About this exercise:
Retype all of the entries word for word.

Data excerpts:
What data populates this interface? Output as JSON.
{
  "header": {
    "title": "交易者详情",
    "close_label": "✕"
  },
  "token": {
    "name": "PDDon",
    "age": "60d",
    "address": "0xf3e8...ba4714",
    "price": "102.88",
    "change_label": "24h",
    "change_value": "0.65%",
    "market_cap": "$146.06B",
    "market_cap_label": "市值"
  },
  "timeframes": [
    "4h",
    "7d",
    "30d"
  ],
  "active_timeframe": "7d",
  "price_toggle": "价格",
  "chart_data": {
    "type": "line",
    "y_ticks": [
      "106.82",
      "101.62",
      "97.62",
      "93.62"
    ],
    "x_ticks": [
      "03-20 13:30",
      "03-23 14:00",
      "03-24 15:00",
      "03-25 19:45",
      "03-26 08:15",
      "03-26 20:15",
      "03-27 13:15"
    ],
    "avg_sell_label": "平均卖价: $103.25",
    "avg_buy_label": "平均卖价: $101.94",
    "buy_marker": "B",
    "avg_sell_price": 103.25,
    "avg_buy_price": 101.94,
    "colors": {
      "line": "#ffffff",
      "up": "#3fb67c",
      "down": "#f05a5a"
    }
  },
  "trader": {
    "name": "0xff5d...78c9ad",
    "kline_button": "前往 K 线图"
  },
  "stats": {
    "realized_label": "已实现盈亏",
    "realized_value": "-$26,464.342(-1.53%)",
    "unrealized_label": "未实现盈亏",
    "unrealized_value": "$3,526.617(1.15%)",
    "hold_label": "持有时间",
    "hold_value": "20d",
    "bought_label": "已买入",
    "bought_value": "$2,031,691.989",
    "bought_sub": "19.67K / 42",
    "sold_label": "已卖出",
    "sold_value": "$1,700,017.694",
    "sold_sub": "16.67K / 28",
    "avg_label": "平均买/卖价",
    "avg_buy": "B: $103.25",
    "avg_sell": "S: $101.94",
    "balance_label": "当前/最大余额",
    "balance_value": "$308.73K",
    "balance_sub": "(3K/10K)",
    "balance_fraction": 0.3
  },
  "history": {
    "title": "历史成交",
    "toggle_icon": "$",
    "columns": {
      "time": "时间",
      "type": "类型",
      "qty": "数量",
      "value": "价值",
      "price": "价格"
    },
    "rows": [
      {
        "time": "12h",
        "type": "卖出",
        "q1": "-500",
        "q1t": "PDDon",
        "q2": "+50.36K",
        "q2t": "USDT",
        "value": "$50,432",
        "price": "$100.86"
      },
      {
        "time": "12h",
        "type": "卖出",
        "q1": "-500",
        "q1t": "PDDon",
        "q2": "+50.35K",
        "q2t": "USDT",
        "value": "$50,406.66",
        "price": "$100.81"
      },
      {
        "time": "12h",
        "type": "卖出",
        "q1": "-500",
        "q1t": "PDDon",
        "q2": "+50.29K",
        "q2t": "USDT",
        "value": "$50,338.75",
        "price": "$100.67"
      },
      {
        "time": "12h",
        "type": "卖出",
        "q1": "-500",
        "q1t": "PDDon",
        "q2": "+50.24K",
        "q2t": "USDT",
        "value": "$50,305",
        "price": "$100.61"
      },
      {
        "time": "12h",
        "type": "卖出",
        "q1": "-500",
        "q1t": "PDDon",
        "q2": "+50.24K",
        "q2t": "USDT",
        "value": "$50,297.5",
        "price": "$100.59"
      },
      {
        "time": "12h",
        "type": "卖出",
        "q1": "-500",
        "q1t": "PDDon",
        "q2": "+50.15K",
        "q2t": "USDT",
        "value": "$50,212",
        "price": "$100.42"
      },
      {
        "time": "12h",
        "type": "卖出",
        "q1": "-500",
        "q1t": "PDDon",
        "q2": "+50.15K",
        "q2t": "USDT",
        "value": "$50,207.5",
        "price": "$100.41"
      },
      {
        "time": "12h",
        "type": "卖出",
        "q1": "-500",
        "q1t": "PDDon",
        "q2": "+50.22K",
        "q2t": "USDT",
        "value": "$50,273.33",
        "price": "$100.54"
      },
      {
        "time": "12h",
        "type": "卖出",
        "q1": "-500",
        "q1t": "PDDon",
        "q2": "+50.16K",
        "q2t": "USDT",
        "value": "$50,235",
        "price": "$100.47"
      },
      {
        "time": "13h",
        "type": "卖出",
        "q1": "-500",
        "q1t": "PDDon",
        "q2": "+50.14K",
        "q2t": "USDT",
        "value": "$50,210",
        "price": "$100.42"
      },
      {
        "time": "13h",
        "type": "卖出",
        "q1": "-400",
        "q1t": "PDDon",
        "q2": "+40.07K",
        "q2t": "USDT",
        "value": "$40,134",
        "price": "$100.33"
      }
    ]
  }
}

Reply to the exercise:
What data populates this interface? Output as JSON.
{
  "header": {
    "title": "交易者详情",
    "close_label": "✕"
  },
  "token": {
    "name": "PDDon",
    "age": "60d",
    "address": "0xf3e8...ba4714",
    "price": "102.88",
    "change_label": "24h",
    "change_value": "0.65%",
    "market_cap": "$146.06B",
    "market_cap_label": "市值"
  },
  "timeframes": [
    "4h",
    "7d",
    "30d"
  ],
  "active_timeframe": "7d",
  "price_toggle": "价格",
  "chart_data": {
    "type": "line",
    "y_ticks": [
      "106.82",
      "101.62",
      "97.62",
      "93.62"
    ],
    "x_ticks": [
      "03-20 13:30",
      "03-23 14:00",
      "03-24 15:00",
      "03-25 19:45",
      "03-26 08:15",
      "03-26 20:15",
      "03-27 13:15"
    ],
    "avg_sell_label": "平均卖价: $103.25",
    "avg_buy_label": "平均卖价: $101.94",
    "buy_marker": "B",
    "avg_sell_price": 103.25,
    "avg_buy_price": 101.94,
    "colors": {
      "line": "#ffffff",
      "up": "#3fb67c",
      "down": "#f05a5a"
    }
  },
  "trader": {
    "name": "0xff5d...78c9ad",
    "kline_button": "前往 K 线图"
  },
  "stats": {
    "realized_label": "已实现盈亏",
    "realized_value": "-$26,464.342(-1.53%)",
    "unrealized_label": "未实现盈亏",
    "unrealized_value": "$3,526.617(1.15%)",
    "hold_label": "持有时间",
    "hold_value": "20d",
    "bought_label": "已买入",
    "bought_value": "$2,031,691.989",
    "bought_sub": "19.67K / 42",
    "sold_label": "已卖出",
    "sold_value": "$1,700,017.694",
    "sold_sub": "16.67K / 28",
    "avg_label": "平均买/卖价",
    "avg_buy": "B: $103.25",
    "avg_sell": "S: $101.94",
    "balance_label": "当前/最大余额",
    "balance_value": "$308.73K",
    "balance_sub": "(3K/10K)",
    "balance_fraction": 0.3
  },
  "history": {
    "title": "历史成交",
    "toggle_icon": "$",
    "columns": {
      "time": "时间",
      "type": "类型",
      "qty": "数量",
      "value": "价值",
      "price": "价格"
    },
    "rows": [
      {
        "time": "12h",
        "type": "卖出",
        "q1": "-500",
        "q1t": "PDDon",
        "q2": "+50.36K",
        "q2t": "USDT",
        "value": "$50,432",
        "price": "$100.86"
      },
      {
        "time": "12h",
        "type": "卖出",
        "q1": "-500",
        "q1t": "PDDon",
        "q2": "+50.35K",
        "q2t": "USDT",
        "value": "$50,406.66",
        "price": "$100.81"
      },
      {
        "time": "12h",
        "type": "卖出",
        "q1": "-500",
        "q1t": "PDDon",
        "q2": "+50.29K",
        "q2t": "USDT",
        "value": "$50,338.75",
        "price": "$100.67"
      },
      {
        "time": "12h",
        "type": "卖出",
        "q1": "-500",
        "q1t": "PDDon",
        "q2": "+50.24K",
        "q2t": "USDT",
        "value": "$50,305",
        "price": "$100.61"
      },
      {
        "time": "12h",
        "type": "卖出",
        "q1": "-500",
        "q1t": "PDDon",
        "q2": "+50.24K",
        "q2t": "USDT",
        "value": "$50,297.5",
        "price": "$100.59"
      },
      {
        "time": "12h",
        "type": "卖出",
        "q1": "-500",
        "q1t": "PDDon",
        "q2": "+50.15K",
        "q2t": "USDT",
        "value": "$50,212",
        "price": "$100.42"
      },
      {
        "time": "12h",
        "type": "卖出",
        "q1": "-500",
        "q1t": "PDDon",
        "q2": "+50.15K",
        "q2t": "USDT",
        "value": "$50,207.5",
        "price": "$100.41"
      },
      {
        "time": "12h",
        "type": "卖出",
        "q1": "-500",
        "q1t": "PDDon",
        "q2": "+50.22K",
        "q2t": "USDT",
        "value": "$50,273.33",
        "price": "$100.54"
      },
      {
        "time": "12h",
        "type": "卖出",
        "q1": "-500",
        "q1t": "PDDon",
        "q2": "+50.16K",
        "q2t": "USDT",
        "value": "$50,235",
        "price": "$100.47"
      },
      {
        "time": "13h",
        "type": "卖出",
        "q1": "-500",
        "q1t": "PDDon",
        "q2": "+50.14K",
        "q2t": "USDT",
        "value": "$50,210",
        "price": "$100.42"
      },
      {
        "time": "13h",
        "type": "卖出",
        "q1": "-400",
        "q1t": "PDDon",
        "q2": "+40.07K",
        "q2t": "USDT",
        "value": "$40,134",
        "price": "$100.33"
      }
    ]
  }
}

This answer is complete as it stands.